Calif. war memorial cross ruled unconstitutional

January 5, 2011

WASHINGTON (RNS) A federal appeals court ruled Tuesday (Jan. 4) a
veterans' memorial featuring a 43-foot cross on California's Mount
Soledad is unconstitutional.


"The use of such a distinctively Christian symbol to honor all
veterans sends a strong message of endorsement and exclusion," wrote
Judge M. Margaret McKeown for the 9th U.S. Circuit Court of Appeals.


"It suggests that the government is so connected to a particular
religion that it treats that religion's symbolism as its own, as
universal."

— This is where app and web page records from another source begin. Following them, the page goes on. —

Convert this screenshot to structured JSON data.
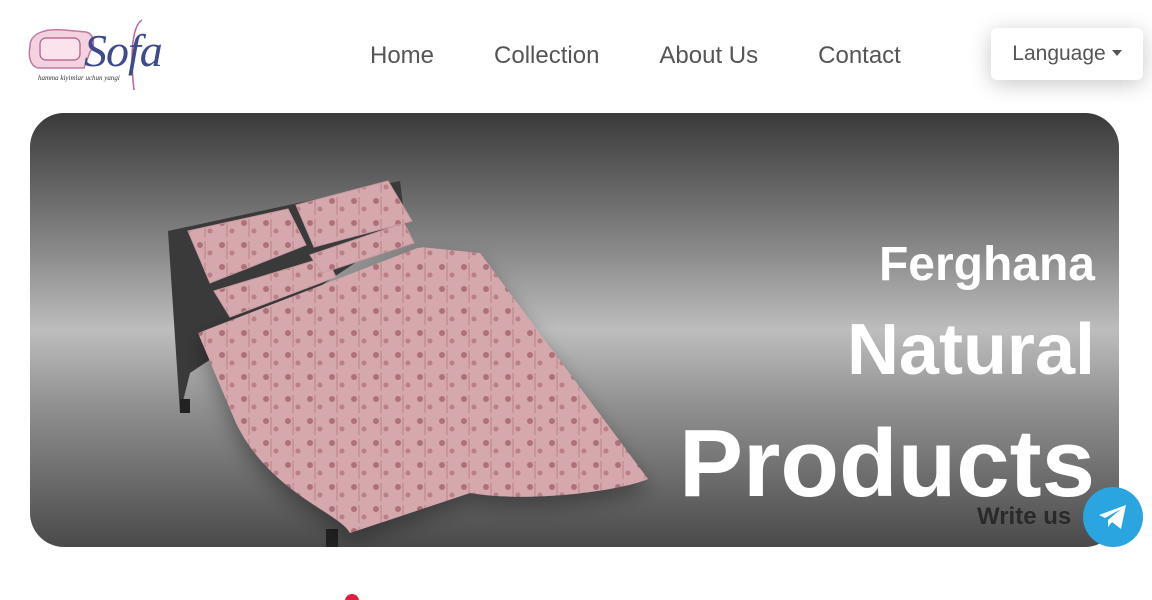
{
  "logo": {
    "text": "Sofa",
    "tagline": "hamma kiyimlar uchun yangi"
  },
  "nav": {
    "items": [
      {
        "label": "Home"
      },
      {
        "label": "Collection"
      },
      {
        "label": "About Us"
      },
      {
        "label": "Contact"
      }
    ]
  },
  "language_button": {
    "label": "Language"
  },
  "hero": {
    "line1": "Ferghana",
    "line2": "Natural",
    "line3": "Products"
  },
  "contact_widget": {
    "label": "Write us",
    "icon": "telegram-icon",
    "color": "#2aa5e0"
  }
}
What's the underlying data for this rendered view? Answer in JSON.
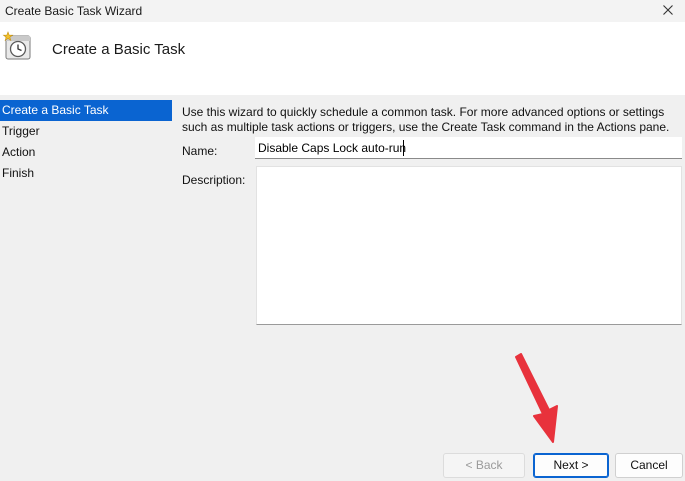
{
  "window": {
    "title": "Create Basic Task Wizard"
  },
  "header": {
    "title": "Create a Basic Task"
  },
  "steps": [
    {
      "label": "Create a Basic Task",
      "active": true
    },
    {
      "label": "Trigger",
      "active": false
    },
    {
      "label": "Action",
      "active": false
    },
    {
      "label": "Finish",
      "active": false
    }
  ],
  "intro": {
    "line1": "Use this wizard to quickly schedule a common task.  For more advanced options or settings",
    "line2": "such as multiple task actions or triggers, use the Create Task command in the Actions pane."
  },
  "form": {
    "name_label": "Name:",
    "name_value": "Disable Caps Lock auto-run",
    "description_label": "Description:",
    "description_value": ""
  },
  "buttons": {
    "back": "< Back",
    "next": "Next >",
    "cancel": "Cancel"
  },
  "colors": {
    "accent": "#0a64d1",
    "annotation_arrow": "#e8323c"
  },
  "icons": {
    "close": "close-icon",
    "task": "task-scheduler-clock-icon"
  }
}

The decision that the memorial in La Jolla, Calif., violates the
Establishment Clause reverses a lower court decision but does not
determine what will happen to the cross that has been the dominant
feature of the monument since it was erected in 1913.


"This result does not mean that the memorial could not be modified
to pass constitutional muster nor does it mean that no cross can be part
of this veterans' memorial," McKeown concluded.


The case has wound through the courts for two decades.


"We are grateful to the Ninth Circuit for its recognition that the
Establishment Clause of the First Amendment affirms the contribution of
diversity in American democracy without pre-eminence to any single
religion," said Robert M. Zweiman, past national commander of the Jewish
War Veterans of the USA, which worked with the American Civil Liberties
Union to challenge the memorial.


Legal groups that supported the memorial, including Liberty
Institute and the American Center for Law and Justice, called the
decision a "slap in the face" to military veterans.


A second case involving a controversial monument in Southern
California also remains in the courts.


Last April, the U.S. Supreme Court permitted a war memorial cross to
remain at the Mojave National Preserve and told a lower court to further
consider a congressionally approved transfer of the cross to private
land.